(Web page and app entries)
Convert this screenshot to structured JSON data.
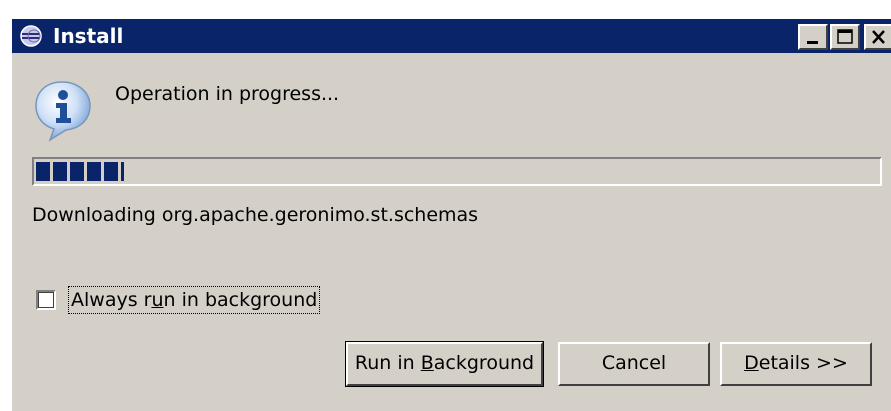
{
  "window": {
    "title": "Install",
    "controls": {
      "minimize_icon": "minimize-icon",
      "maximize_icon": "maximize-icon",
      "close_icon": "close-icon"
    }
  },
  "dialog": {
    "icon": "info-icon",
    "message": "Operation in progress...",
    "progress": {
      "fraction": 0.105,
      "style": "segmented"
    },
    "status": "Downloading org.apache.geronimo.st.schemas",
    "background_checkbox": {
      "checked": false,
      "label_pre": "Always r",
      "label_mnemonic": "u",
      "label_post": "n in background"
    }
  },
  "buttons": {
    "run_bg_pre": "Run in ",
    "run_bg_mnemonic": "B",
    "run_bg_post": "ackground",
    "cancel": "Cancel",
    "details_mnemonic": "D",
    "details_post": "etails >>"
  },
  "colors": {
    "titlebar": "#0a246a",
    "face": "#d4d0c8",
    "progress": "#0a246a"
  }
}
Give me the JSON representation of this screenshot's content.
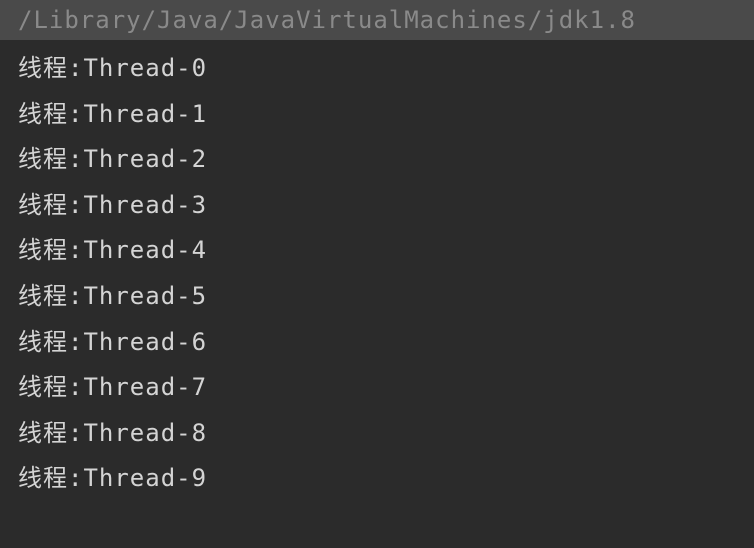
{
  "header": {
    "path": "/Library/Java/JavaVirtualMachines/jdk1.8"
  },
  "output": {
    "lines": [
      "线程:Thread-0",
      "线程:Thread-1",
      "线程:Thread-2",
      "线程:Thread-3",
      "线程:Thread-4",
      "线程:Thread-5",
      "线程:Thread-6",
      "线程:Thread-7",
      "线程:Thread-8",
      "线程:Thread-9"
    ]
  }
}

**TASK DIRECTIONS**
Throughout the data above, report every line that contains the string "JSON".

**OUTPUT**
Convert this screenshot to structured JSON data.
Give me the JSON representation of this screenshot's content.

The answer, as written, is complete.